Okay, I know what you are thinking: flashpoints. I’m sure you have heard or seen it before: I have to add my fragrance when the soap temp is lower than the flashpoint. Let’s clear this up!
I went through a phase last year where I was determined to understand the relationship between soap temperature and flashpoints. I will jump to the end of this exciting story: flashpoints are solely for the safe storage and shipping of fragrances. (Kenna also mentioned this in a previous article about common questions about using essential oils in soapmaking!) A flashpoint refers to the temperature at which the fragrance will combust from an open flame. In my experiences making hundreds of batches of making hot process soaps, there is no relationship between the specific flashpoint of a fragrance and when to add to soap.
However, fragrance oil and essential oil will both vaporize a bit (or a lot) if you add them when the soap is too hot (200° F or 93° C and higher) so if you want your scent to stick, let the soap cool to less than 180° F (82° C). This can take some time, so cover your soap back up with plastic wrap and wait. (And yes, it is okay at this point to leave your soap unattended for a bit if you need to!)
Once the soap cools, add your superfat, goat’s milk or whatever other post cook goodies you want to add. We will talk more about swirling and additives in future articles, but this is also the point where you would divide your hot process soap for coloring.
If I want a fluid hot process soap, I will add yogurt after the cook (at the rate of 1 tablespoon per pound of oil). I have used greek yogurt and regular full-fat yogurt, and prefer the regular yogurt because it is more fluid and easier to blend in. You should discount your total amount of water for your lye solution to account for the yogurt, just like you would in cold process soapmaking. For example, if your recipe calls for 10 oz of water and you want to add 1 ounce of yogurt, you will only use 9 ounces of water for your lye solution. Be careful here though: you must have as much water as you do lye for the lye to fully dissolve in your solution! After adding the yogurt, I cover the crock pot again with plastic wrap and let it rest for a minute. You will be amazed at how much more fluid it is after the yogurt does its thing!
Here’s my top tips if you are getting ready to make your first batch of hot process soap:
- Keep it simple. Use only one color, or no color, so you can focus on the process itself. Add your superfat after the cook, but avoid honey and milk for now.
- Use a loaf mold or a slab mold for your first batch! Using a loaf or slab mold rather than individual cavity molds will give you more room to mold the hot process soap.
- Use a recipe that you have tried in cold process soap before and liked. You may even want to compare the soap recipe made the two different ways!
- Keep your eyes on your soap! Watching the soap gel along the outside of the crockpot will really help you with hot process soapmaking by being able to identify the stages.
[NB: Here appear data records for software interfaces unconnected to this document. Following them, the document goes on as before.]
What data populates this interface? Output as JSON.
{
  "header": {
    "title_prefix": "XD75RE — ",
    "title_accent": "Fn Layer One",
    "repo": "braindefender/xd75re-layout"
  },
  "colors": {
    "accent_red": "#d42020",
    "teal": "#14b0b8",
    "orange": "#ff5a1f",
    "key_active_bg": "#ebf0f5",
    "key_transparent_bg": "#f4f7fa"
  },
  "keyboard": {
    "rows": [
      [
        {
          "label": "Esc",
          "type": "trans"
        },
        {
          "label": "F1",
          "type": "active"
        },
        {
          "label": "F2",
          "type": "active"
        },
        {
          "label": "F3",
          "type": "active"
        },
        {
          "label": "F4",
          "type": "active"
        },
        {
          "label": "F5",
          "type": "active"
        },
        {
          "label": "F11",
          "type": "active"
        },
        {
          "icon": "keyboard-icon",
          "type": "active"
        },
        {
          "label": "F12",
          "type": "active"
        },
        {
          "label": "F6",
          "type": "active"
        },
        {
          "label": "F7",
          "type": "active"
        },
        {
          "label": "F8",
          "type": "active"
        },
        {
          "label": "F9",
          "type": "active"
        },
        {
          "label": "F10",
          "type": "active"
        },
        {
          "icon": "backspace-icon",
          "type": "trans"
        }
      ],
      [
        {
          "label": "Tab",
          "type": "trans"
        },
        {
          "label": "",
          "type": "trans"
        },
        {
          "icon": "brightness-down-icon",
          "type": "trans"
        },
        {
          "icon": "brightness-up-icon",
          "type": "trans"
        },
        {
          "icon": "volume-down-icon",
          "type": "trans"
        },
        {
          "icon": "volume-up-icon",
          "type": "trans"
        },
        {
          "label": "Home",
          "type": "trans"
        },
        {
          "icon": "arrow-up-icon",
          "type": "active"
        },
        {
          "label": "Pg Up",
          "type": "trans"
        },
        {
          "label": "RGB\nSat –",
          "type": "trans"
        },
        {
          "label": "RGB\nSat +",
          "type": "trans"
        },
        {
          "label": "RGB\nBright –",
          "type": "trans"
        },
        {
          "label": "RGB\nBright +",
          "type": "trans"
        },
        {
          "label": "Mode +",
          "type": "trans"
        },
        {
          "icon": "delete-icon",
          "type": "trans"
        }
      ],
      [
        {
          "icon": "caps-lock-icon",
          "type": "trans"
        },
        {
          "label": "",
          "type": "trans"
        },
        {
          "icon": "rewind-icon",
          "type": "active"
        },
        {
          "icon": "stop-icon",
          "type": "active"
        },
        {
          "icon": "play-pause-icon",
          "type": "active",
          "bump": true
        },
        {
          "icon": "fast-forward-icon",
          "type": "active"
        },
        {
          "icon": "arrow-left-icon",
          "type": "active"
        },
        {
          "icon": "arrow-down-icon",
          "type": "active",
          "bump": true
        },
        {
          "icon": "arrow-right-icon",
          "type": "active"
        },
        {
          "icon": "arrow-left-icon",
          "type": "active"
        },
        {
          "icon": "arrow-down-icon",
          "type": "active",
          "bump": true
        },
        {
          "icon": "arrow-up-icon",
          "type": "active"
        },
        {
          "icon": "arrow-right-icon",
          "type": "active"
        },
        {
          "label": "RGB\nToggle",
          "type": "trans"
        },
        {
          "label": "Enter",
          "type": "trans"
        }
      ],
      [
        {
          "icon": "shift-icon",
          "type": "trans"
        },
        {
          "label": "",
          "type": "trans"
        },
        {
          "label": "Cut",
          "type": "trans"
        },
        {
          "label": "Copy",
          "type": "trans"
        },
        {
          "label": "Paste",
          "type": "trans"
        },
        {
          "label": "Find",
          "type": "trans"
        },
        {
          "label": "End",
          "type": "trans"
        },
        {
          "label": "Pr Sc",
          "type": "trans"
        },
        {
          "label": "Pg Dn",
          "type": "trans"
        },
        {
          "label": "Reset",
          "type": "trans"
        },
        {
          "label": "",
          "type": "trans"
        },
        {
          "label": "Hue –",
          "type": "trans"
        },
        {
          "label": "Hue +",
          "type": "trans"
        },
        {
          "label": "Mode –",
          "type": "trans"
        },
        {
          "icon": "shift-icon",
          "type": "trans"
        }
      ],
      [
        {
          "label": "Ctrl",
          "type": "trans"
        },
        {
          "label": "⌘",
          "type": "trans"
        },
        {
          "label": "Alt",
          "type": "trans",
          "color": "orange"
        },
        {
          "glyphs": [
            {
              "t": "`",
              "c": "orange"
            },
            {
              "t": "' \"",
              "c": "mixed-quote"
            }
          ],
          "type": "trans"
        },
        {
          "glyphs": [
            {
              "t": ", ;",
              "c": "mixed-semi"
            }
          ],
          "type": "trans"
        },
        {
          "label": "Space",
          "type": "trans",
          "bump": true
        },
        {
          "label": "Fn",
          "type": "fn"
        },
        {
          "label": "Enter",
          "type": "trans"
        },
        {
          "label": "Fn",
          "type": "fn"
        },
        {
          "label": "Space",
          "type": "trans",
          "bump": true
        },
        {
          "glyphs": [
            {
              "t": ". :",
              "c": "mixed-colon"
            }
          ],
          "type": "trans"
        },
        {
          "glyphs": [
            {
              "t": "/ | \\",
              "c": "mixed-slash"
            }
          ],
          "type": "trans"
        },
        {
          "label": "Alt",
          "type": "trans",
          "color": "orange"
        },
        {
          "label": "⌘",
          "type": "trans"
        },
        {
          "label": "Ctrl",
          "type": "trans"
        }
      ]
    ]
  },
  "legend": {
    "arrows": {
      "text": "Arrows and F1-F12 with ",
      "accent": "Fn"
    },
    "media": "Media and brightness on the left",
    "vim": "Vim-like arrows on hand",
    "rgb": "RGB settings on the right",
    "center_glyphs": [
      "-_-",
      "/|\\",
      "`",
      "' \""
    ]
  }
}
- Don’t stress about whether the soap is completely cooked before taking out of the crock! It will finish cooking in the mold and overcooked soap is a lot like overcooked chicken. No bueno!
- Don’t leave the soap alone until it is done cooking and you are waiting for it to cool down.
I hope this helps you rock your first hot process soap in a crock pot! Next time, we will dive into swirling hot process soap! Feel free to leave a comment below with any questions you have regarding hot process soapmaking so that I can cover it in the future!